All user reviews for the Slate Digital Virtual Mix Rack
Review of the Slate Digital Virtual Mix Rack - Slated for Excellence
The release of a channel strip plug-in doesn’t typically generate a lot of excitement, but it sure has in the case of Slate Digital’s Virtual Mix Rack (VMR). Slate’s hardware emulations are considered among the best in the industry, and VMR offers a flexible suite of processors in a virtual 500 series rack…
Very stable, but it takes long to start. Not CPU-hungry, which is great.
It’s very easy to use, provided you know what an EQ and a compressor are.
The concept of a rack allowing to switch the plugs’ place is pure genius and allows to work your audio chain…
At first I was a bit surprised by the sound of the plugs – before that I only used free plugins, including the Reaplugs, plus a few paid ones such as the CLA which I soon got tired of.
Tweaking the settings, I managed to find THE sound that comes well for each instrument, and instead of using truckloads of plugins a few ones are enough – a VMR EQ, a comp, then also Revival which contributes to carving the sound.
In the end, my virtual drums have THE sound, and I use each of my VSTis like real instruments in the mix – which works wonder.

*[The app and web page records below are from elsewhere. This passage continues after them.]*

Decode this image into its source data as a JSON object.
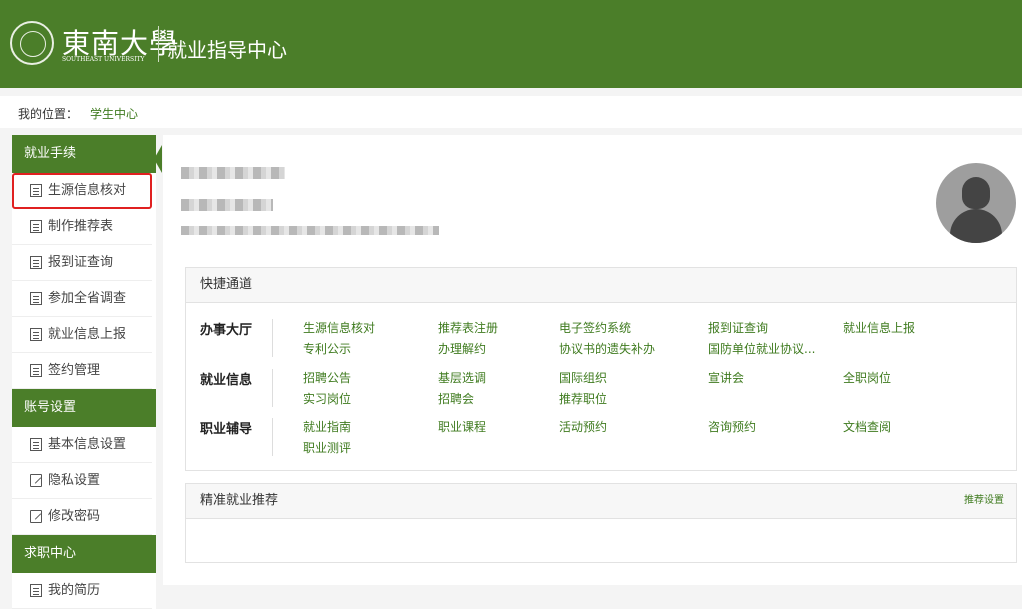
{
  "header": {
    "logo_cn": "東南大學",
    "logo_en": "SOUTHEAST UNIVERSITY",
    "title": "就业指导中心"
  },
  "breadcrumb": {
    "label": "我的位置：",
    "current": "学生中心"
  },
  "sidebar": {
    "sections": [
      {
        "title": "就业手续",
        "items": [
          "生源信息核对",
          "制作推荐表",
          "报到证查询",
          "参加全省调查",
          "就业信息上报",
          "签约管理"
        ]
      },
      {
        "title": "账号设置",
        "items": [
          "基本信息设置",
          "隐私设置",
          "修改密码"
        ]
      },
      {
        "title": "求职中心",
        "items": [
          "我的简历"
        ]
      }
    ],
    "active_item": "生源信息核对"
  },
  "quick_access": {
    "title": "快捷通道",
    "rows": [
      {
        "title": "办事大厅",
        "links": [
          "生源信息核对",
          "推荐表注册",
          "电子签约系统",
          "报到证查询",
          "就业信息上报",
          "专利公示",
          "办理解约",
          "协议书的遗失补办",
          "国防单位就业协议..."
        ]
      },
      {
        "title": "就业信息",
        "links": [
          "招聘公告",
          "基层选调",
          "国际组织",
          "宣讲会",
          "全职岗位",
          "实习岗位",
          "招聘会",
          "推荐职位"
        ]
      },
      {
        "title": "职业辅导",
        "links": [
          "就业指南",
          "职业课程",
          "活动预约",
          "咨询预约",
          "文档查阅",
          "职业测评"
        ]
      }
    ]
  },
  "recommend": {
    "title": "精准就业推荐",
    "settings_link": "推荐设置"
  },
  "colors": {
    "brand_green": "#4b7e29",
    "link_green": "#3f7b1f",
    "highlight_red": "#e02020"
  }
}
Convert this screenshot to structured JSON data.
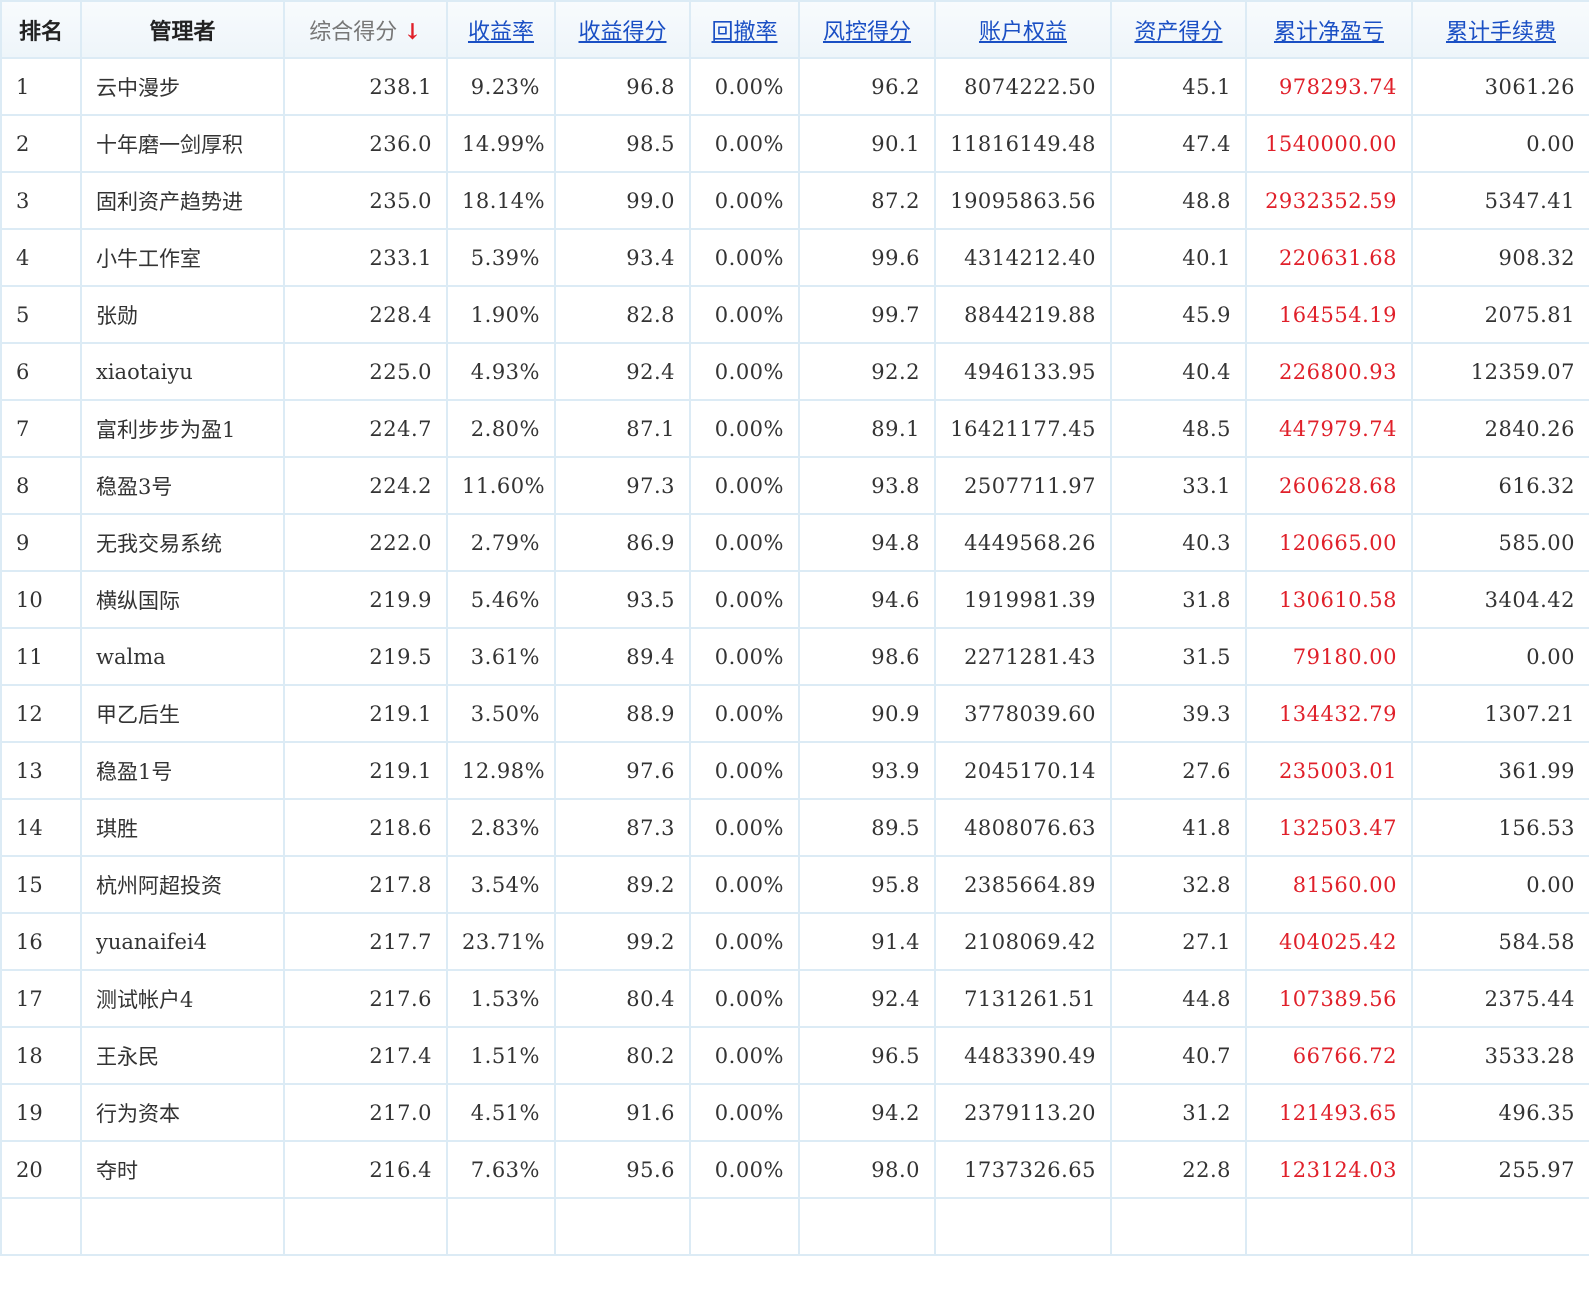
{
  "headers": {
    "rank": "排名",
    "manager": "管理者",
    "total_score": "综合得分",
    "sort_arrow": "↓",
    "return_rate": "收益率",
    "return_score": "收益得分",
    "drawdown": "回撤率",
    "risk_score": "风控得分",
    "equity": "账户权益",
    "asset_score": "资产得分",
    "net_pnl": "累计净盈亏",
    "fees": "累计手续费"
  },
  "colors": {
    "link": "#1a4fc4",
    "profit": "#e0202a",
    "border": "#dcebf5"
  },
  "rows": [
    {
      "rank": "1",
      "manager": "云中漫步",
      "total": "238.1",
      "rate": "9.23%",
      "rate_score": "96.8",
      "drawdown": "0.00%",
      "risk": "96.2",
      "equity": "8074222.50",
      "asset": "45.1",
      "pnl": "978293.74",
      "fees": "3061.26"
    },
    {
      "rank": "2",
      "manager": "十年磨一剑厚积",
      "total": "236.0",
      "rate": "14.99%",
      "rate_score": "98.5",
      "drawdown": "0.00%",
      "risk": "90.1",
      "equity": "11816149.48",
      "asset": "47.4",
      "pnl": "1540000.00",
      "fees": "0.00"
    },
    {
      "rank": "3",
      "manager": "固利资产趋势进",
      "total": "235.0",
      "rate": "18.14%",
      "rate_score": "99.0",
      "drawdown": "0.00%",
      "risk": "87.2",
      "equity": "19095863.56",
      "asset": "48.8",
      "pnl": "2932352.59",
      "fees": "5347.41"
    },
    {
      "rank": "4",
      "manager": "小牛工作室",
      "total": "233.1",
      "rate": "5.39%",
      "rate_score": "93.4",
      "drawdown": "0.00%",
      "risk": "99.6",
      "equity": "4314212.40",
      "asset": "40.1",
      "pnl": "220631.68",
      "fees": "908.32"
    },
    {
      "rank": "5",
      "manager": "张勋",
      "total": "228.4",
      "rate": "1.90%",
      "rate_score": "82.8",
      "drawdown": "0.00%",
      "risk": "99.7",
      "equity": "8844219.88",
      "asset": "45.9",
      "pnl": "164554.19",
      "fees": "2075.81"
    },
    {
      "rank": "6",
      "manager": "xiaotaiyu",
      "total": "225.0",
      "rate": "4.93%",
      "rate_score": "92.4",
      "drawdown": "0.00%",
      "risk": "92.2",
      "equity": "4946133.95",
      "asset": "40.4",
      "pnl": "226800.93",
      "fees": "12359.07"
    },
    {
      "rank": "7",
      "manager": "富利步步为盈1",
      "total": "224.7",
      "rate": "2.80%",
      "rate_score": "87.1",
      "drawdown": "0.00%",
      "risk": "89.1",
      "equity": "16421177.45",
      "asset": "48.5",
      "pnl": "447979.74",
      "fees": "2840.26"
    },
    {
      "rank": "8",
      "manager": "稳盈3号",
      "total": "224.2",
      "rate": "11.60%",
      "rate_score": "97.3",
      "drawdown": "0.00%",
      "risk": "93.8",
      "equity": "2507711.97",
      "asset": "33.1",
      "pnl": "260628.68",
      "fees": "616.32"
    },
    {
      "rank": "9",
      "manager": "无我交易系统",
      "total": "222.0",
      "rate": "2.79%",
      "rate_score": "86.9",
      "drawdown": "0.00%",
      "risk": "94.8",
      "equity": "4449568.26",
      "asset": "40.3",
      "pnl": "120665.00",
      "fees": "585.00"
    },
    {
      "rank": "10",
      "manager": "横纵国际",
      "total": "219.9",
      "rate": "5.46%",
      "rate_score": "93.5",
      "drawdown": "0.00%",
      "risk": "94.6",
      "equity": "1919981.39",
      "asset": "31.8",
      "pnl": "130610.58",
      "fees": "3404.42"
    },
    {
      "rank": "11",
      "manager": "walma",
      "total": "219.5",
      "rate": "3.61%",
      "rate_score": "89.4",
      "drawdown": "0.00%",
      "risk": "98.6",
      "equity": "2271281.43",
      "asset": "31.5",
      "pnl": "79180.00",
      "fees": "0.00"
    },
    {
      "rank": "12",
      "manager": "甲乙后生",
      "total": "219.1",
      "rate": "3.50%",
      "rate_score": "88.9",
      "drawdown": "0.00%",
      "risk": "90.9",
      "equity": "3778039.60",
      "asset": "39.3",
      "pnl": "134432.79",
      "fees": "1307.21"
    },
    {
      "rank": "13",
      "manager": "稳盈1号",
      "total": "219.1",
      "rate": "12.98%",
      "rate_score": "97.6",
      "drawdown": "0.00%",
      "risk": "93.9",
      "equity": "2045170.14",
      "asset": "27.6",
      "pnl": "235003.01",
      "fees": "361.99"
    },
    {
      "rank": "14",
      "manager": "琪胜",
      "total": "218.6",
      "rate": "2.83%",
      "rate_score": "87.3",
      "drawdown": "0.00%",
      "risk": "89.5",
      "equity": "4808076.63",
      "asset": "41.8",
      "pnl": "132503.47",
      "fees": "156.53"
    },
    {
      "rank": "15",
      "manager": "杭州阿超投资",
      "total": "217.8",
      "rate": "3.54%",
      "rate_score": "89.2",
      "drawdown": "0.00%",
      "risk": "95.8",
      "equity": "2385664.89",
      "asset": "32.8",
      "pnl": "81560.00",
      "fees": "0.00"
    },
    {
      "rank": "16",
      "manager": "yuanaifei4",
      "total": "217.7",
      "rate": "23.71%",
      "rate_score": "99.2",
      "drawdown": "0.00%",
      "risk": "91.4",
      "equity": "2108069.42",
      "asset": "27.1",
      "pnl": "404025.42",
      "fees": "584.58"
    },
    {
      "rank": "17",
      "manager": "测试帐户4",
      "total": "217.6",
      "rate": "1.53%",
      "rate_score": "80.4",
      "drawdown": "0.00%",
      "risk": "92.4",
      "equity": "7131261.51",
      "asset": "44.8",
      "pnl": "107389.56",
      "fees": "2375.44"
    },
    {
      "rank": "18",
      "manager": "王永民",
      "total": "217.4",
      "rate": "1.51%",
      "rate_score": "80.2",
      "drawdown": "0.00%",
      "risk": "96.5",
      "equity": "4483390.49",
      "asset": "40.7",
      "pnl": "66766.72",
      "fees": "3533.28"
    },
    {
      "rank": "19",
      "manager": "行为资本",
      "total": "217.0",
      "rate": "4.51%",
      "rate_score": "91.6",
      "drawdown": "0.00%",
      "risk": "94.2",
      "equity": "2379113.20",
      "asset": "31.2",
      "pnl": "121493.65",
      "fees": "496.35"
    },
    {
      "rank": "20",
      "manager": "夺时",
      "total": "216.4",
      "rate": "7.63%",
      "rate_score": "95.6",
      "drawdown": "0.00%",
      "risk": "98.0",
      "equity": "1737326.65",
      "asset": "22.8",
      "pnl": "123124.03",
      "fees": "255.97"
    }
  ]
}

You’d put it everywhere, so you have to take care to avoid overdosing!
The alliance of VMR to Native Instruments (the "solid" suite and "transient master") and reaplug plugins allow me to get the sound I was after with my humble solo home studio artist level. I’m finally satisfied with my sound, and I’m finally gonna be able to release my own record (I’m going to do everything, music, texts, arranging, recording, mixing – all except mastering). For such a price, this pack of plugins is really great – though not exempt of faults…
One of these is the violence of the sound : you soon get everything distorted, especially on the Neve EQ replica which preamp really is heavy-handed. Thankfully, Slate also provides a free trimmer plugin, which integrates within VMR.
Something else : the compressor (FG116) is great, but it seems to “darken” the vocals, so I prefer the “reacomp” plugin which sounds cleaner and less “violent” to my taste (I find its threshold setting to be more progressive, allowing for a lighter compression – more “refined” I’d say, even if I still don’t know the FG116 that well and my opinion might change as I use it more). Anyway, that depends on the music you make, as the FG116 will perfectly suit heavy rock and works wonder on drum tracks when associated with the Neve emulation: the drums stand out of the mix easier than ever!
As for the “SSL” EQ, it makes a great job to add frequences or take them away, and if ReaEQ can’t do the job properly on any given material I’ll use the “SSL” instead. On vocals, it also provides all that’s needed.
Not so many features, but the essential is here – and it’s really well done. For serious mix work, I’d say this plugin is a must-have to give your mixes both punch and color.
Value-for-money is excellent to me, as i got a double discount when i bought it from jrr shop – i paid it almost half off compared with the price anywhere else, so i don’t regret seizing that opportunity. I had used it in trial mode for 15 days before deciding to buy.